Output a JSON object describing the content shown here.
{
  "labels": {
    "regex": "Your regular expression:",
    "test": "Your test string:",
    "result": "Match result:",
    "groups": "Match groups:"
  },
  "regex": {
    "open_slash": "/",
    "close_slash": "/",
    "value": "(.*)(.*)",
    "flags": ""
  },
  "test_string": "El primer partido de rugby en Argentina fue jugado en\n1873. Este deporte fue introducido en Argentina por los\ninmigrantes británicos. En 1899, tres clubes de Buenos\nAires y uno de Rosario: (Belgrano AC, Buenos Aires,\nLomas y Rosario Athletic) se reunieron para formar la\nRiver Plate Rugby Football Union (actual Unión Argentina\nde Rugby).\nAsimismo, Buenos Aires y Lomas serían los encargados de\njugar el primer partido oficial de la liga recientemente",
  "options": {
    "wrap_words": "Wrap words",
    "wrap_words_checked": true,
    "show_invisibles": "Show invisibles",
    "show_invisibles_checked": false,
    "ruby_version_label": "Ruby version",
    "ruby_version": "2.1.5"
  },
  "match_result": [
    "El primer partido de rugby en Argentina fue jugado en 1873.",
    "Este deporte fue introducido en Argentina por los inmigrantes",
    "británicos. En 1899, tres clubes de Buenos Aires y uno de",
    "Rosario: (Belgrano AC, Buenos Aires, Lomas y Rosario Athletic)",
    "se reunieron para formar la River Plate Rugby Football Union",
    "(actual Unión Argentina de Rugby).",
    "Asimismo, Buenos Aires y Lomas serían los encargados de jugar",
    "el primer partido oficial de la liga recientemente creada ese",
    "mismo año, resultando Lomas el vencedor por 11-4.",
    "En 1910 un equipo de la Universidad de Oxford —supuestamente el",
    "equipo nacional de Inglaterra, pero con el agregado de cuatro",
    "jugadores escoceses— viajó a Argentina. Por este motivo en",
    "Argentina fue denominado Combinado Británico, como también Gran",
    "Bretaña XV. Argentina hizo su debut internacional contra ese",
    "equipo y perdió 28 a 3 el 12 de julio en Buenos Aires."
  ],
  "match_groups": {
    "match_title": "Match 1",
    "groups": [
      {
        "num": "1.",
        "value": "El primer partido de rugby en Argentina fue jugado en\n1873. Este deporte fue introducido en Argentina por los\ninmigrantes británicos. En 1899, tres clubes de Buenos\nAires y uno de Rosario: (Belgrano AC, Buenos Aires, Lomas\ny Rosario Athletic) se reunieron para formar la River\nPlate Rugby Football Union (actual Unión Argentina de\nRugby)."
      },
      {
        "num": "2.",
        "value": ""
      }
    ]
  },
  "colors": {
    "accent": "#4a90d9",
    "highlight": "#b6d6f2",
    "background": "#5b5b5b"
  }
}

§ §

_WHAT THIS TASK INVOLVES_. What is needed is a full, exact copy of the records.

_ANSWER TO THIS EXERCISE_.
Output a JSON object describing the content shown here.
{
  "labels": {
    "regex": "Your regular expression:",
    "test": "Your test string:",
    "result": "Match result:",
    "groups": "Match groups:"
  },
  "regex": {
    "open_slash": "/",
    "close_slash": "/",
    "value": "(.*)(.*)",
    "flags": ""
  },
  "test_string": "El primer partido de rugby en Argentina fue jugado en\n1873. Este deporte fue introducido en Argentina por los\ninmigrantes británicos. En 1899, tres clubes de Buenos\nAires y uno de Rosario: (Belgrano AC, Buenos Aires,\nLomas y Rosario Athletic) se reunieron para formar la\nRiver Plate Rugby Football Union (actual Unión Argentina\nde Rugby).\nAsimismo, Buenos Aires y Lomas serían los encargados de\njugar el primer partido oficial de la liga recientemente",
  "options": {
    "wrap_words": "Wrap words",
    "wrap_words_checked": true,
    "show_invisibles": "Show invisibles",
    "show_invisibles_checked": false,
    "ruby_version_label": "Ruby version",
    "ruby_version": "2.1.5"
  },
  "match_result": [
    "El primer partido de rugby en Argentina fue jugado en 1873.",
    "Este deporte fue introducido en Argentina por los inmigrantes",
    "británicos. En 1899, tres clubes de Buenos Aires y uno de",
    "Rosario: (Belgrano AC, Buenos Aires, Lomas y Rosario Athletic)",
    "se reunieron para formar la River Plate Rugby Football Union",
    "(actual Unión Argentina de Rugby).",
    "Asimismo, Buenos Aires y Lomas serían los encargados de jugar",
    "el primer partido oficial de la liga recientemente creada ese",
    "mismo año, resultando Lomas el vencedor por 11-4.",
    "En 1910 un equipo de la Universidad de Oxford —supuestamente el",
    "equipo nacional de Inglaterra, pero con el agregado de cuatro",
    "jugadores escoceses— viajó a Argentina. Por este motivo en",
    "Argentina fue denominado Combinado Británico, como también Gran",
    "Bretaña XV. Argentina hizo su debut internacional contra ese",
    "equipo y perdió 28 a 3 el 12 de julio en Buenos Aires."
  ],
  "match_groups": {
    "match_title": "Match 1",
    "groups": [
      {
        "num": "1.",
        "value": "El primer partido de rugby en Argentina fue jugado en\n1873. Este deporte fue introducido en Argentina por los\ninmigrantes británicos. En 1899, tres clubes de Buenos\nAires y uno de Rosario: (Belgrano AC, Buenos Aires, Lomas\ny Rosario Athletic) se reunieron para formar la River\nPlate Rugby Football Union (actual Unión Argentina de\nRugby)."
      },
      {
        "num": "2.",
        "value": ""
      }
    ]
  },
  "colors": {
    "accent": "#4a90d9",
    "highlight": "#b6d6f2",
    "background": "#5b5b5b"
  }
}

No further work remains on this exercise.